So highly regarded was Fletcher’s godly character that even Voltaire cited him. When challenged to produce a character as perfect as that of Christ, Voltaire at once mentioned Fletcher of Madeley.

This post is based on the work of my late friend Donald Prout whose love for books and Christian history led him to collate a daily Christian calendar. I continue to work with Don’s wife, Barbara, to share his life work with the world. I have updated some of these historical posts and will hopefully draw from Don’s huge files of clippings to continue this series beyond Don’s original work. More of Don’s work can be found at www.donaldprout.com.

Howell Harris Preaching in the Rain

This is the day that … Howell Harris died, in 1773, “loyal to the last to the church whose sacraments he had been denied. His funeral was attended by 20,000 people.”

He was born in Wales on 23 January 1714, and early in life he decided to become a Church of England clergyman.

By the age of 17 he was “playing cards and drinking, dice-playing and gossiping,” and by his own confession, living “like a hypocrite.”

But on Palm Sunday, 1735, the vicar of the church he attended said: “If you are not fit to come to the Lord’s Table, you are not fit to come to church, not fit to live, not fit to die.” Thus began his pilgrimage to the Father’s House, and on 25 May of that same year he was able to rejoice in the knowledge of sins forgiven.

Although he became a member of the Established Church, he was never an ordained clergyman, and the more he sought the friendship of his non-Anglican brethren the more his church parted company with him.

He is remembered as the founder of the Welsh Calvinistic Methodist Church, and a remarkable revivalist. Thousands gathered to hear his open-air preaching. “Two thousand people once stood two hours in drenching rain unable to tear themselves away from the spell of Harris’ eloquence.”

It was he who influenced George Whitefield to take his pulpit to the fields.

At times he was subjected to the fury of mobs – especially at Bala in 1741. At Caerleon the angry crowd attacked, and Harris’ fellow preacher was blinded in one eye.

Arnold Dallimore describes him as “the greatest Welshman of that day and, indeed, as among the greatest men that Wales ever produced” (Biography of G. Whitefield, Volume 1, page 246).

This post is based on the work of my late friend Donald Prout whose love for books and Christian history led him to collate a daily Christian calendar. I continue to work with Don’s wife, Barbara, to share his life work with the world.

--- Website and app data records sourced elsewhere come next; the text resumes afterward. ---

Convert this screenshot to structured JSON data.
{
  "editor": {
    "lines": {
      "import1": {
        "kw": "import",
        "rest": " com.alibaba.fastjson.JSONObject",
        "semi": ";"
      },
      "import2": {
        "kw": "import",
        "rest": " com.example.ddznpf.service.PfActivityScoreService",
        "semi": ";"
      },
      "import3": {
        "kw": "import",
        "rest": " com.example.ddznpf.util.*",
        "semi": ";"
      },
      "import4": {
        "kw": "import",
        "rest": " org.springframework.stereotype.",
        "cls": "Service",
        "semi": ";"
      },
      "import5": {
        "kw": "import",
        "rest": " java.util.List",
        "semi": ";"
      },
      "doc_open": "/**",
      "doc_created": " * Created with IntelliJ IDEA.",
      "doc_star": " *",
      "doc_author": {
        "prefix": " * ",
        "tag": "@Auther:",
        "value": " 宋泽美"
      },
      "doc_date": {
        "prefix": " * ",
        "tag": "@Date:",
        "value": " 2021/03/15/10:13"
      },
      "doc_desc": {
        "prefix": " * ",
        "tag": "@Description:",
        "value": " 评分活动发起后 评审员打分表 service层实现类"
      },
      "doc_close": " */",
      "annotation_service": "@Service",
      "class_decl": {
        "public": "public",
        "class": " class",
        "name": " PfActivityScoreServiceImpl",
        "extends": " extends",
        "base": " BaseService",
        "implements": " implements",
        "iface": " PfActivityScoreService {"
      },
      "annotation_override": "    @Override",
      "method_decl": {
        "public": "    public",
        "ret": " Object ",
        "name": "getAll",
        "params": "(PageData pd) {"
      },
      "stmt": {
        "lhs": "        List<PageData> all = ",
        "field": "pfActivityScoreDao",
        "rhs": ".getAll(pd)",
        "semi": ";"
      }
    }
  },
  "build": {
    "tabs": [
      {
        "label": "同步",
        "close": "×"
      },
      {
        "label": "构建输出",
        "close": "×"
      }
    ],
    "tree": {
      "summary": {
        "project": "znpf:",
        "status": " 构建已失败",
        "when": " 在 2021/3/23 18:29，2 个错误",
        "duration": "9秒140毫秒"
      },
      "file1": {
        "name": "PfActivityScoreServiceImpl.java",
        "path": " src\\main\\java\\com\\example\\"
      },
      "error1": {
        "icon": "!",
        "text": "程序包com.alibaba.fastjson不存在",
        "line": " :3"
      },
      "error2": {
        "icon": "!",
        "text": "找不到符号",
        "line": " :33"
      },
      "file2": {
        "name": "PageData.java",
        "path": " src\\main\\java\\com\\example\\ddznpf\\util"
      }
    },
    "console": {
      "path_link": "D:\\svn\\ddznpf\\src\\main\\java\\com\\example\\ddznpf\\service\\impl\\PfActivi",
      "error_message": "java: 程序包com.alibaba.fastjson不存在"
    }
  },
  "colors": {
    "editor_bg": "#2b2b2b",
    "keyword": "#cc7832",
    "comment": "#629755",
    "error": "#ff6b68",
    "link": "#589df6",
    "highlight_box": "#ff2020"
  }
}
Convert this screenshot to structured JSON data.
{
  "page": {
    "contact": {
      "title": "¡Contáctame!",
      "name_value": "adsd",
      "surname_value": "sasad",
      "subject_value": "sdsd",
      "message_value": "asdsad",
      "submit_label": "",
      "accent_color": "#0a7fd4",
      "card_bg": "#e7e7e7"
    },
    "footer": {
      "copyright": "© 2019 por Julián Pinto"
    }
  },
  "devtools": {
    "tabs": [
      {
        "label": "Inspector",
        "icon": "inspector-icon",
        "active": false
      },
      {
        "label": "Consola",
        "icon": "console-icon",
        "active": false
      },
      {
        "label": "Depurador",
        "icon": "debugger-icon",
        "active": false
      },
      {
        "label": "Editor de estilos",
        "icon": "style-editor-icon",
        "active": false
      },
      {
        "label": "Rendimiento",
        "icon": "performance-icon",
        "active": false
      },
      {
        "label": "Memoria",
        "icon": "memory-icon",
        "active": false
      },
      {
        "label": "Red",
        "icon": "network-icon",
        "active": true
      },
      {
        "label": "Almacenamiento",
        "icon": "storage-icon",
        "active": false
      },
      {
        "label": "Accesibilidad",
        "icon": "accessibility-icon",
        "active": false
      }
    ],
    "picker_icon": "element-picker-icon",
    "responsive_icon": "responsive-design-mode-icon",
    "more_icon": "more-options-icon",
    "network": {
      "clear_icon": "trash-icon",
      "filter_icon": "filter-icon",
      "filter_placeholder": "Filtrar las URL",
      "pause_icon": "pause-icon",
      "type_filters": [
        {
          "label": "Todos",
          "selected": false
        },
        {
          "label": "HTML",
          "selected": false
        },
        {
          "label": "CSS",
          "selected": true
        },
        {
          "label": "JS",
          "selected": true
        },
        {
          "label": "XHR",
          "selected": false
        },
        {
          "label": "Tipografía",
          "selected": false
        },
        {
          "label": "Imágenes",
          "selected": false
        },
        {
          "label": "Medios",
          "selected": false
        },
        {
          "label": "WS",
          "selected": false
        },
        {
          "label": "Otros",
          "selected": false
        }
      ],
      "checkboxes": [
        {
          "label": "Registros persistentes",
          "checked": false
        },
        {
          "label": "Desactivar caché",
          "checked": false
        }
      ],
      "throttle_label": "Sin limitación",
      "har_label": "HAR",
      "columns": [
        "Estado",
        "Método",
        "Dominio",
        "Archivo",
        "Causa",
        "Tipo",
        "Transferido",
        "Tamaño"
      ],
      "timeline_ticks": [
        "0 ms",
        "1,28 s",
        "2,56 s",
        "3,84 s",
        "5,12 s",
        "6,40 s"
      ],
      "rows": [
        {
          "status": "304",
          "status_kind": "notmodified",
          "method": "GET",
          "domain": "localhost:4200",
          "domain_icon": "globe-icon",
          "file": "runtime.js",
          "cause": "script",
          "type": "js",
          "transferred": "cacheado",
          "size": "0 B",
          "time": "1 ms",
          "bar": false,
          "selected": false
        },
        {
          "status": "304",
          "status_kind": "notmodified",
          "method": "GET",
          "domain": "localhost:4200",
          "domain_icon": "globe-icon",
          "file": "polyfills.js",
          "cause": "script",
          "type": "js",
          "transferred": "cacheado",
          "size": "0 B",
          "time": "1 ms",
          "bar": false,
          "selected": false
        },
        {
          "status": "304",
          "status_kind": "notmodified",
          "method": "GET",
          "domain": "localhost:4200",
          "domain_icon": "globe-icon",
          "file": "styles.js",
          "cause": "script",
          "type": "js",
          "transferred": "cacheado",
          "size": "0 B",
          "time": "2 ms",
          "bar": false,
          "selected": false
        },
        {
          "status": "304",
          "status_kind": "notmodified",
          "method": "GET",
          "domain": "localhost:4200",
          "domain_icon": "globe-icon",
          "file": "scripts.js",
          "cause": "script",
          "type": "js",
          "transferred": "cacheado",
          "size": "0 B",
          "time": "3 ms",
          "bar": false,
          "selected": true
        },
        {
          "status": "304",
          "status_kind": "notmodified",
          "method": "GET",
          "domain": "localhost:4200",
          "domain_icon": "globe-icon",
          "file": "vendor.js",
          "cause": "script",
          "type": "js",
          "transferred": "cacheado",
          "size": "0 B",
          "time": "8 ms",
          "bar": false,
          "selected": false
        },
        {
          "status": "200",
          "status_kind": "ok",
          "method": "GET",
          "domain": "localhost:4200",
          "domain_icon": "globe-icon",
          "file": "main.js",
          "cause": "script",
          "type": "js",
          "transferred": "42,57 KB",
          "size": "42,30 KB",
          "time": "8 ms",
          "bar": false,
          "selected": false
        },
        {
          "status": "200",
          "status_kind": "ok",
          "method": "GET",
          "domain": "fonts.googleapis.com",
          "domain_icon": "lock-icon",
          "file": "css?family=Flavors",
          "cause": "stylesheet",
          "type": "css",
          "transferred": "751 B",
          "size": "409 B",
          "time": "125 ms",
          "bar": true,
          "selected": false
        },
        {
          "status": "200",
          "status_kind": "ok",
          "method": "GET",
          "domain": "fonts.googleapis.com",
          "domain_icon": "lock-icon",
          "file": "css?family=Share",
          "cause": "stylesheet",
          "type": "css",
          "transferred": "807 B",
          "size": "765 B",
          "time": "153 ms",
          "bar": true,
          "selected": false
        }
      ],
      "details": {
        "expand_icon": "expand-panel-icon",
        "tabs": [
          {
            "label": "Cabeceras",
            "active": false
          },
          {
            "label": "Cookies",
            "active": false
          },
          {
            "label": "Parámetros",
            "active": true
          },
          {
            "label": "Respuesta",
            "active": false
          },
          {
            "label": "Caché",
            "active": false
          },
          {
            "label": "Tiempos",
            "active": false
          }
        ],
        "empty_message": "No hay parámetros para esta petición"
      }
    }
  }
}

I have updated some of these historical posts and will hopefully draw from Don’s huge files of clippings to continue this series beyond Don’s original work. More of Don’s work can be found at www.donaldprout.com.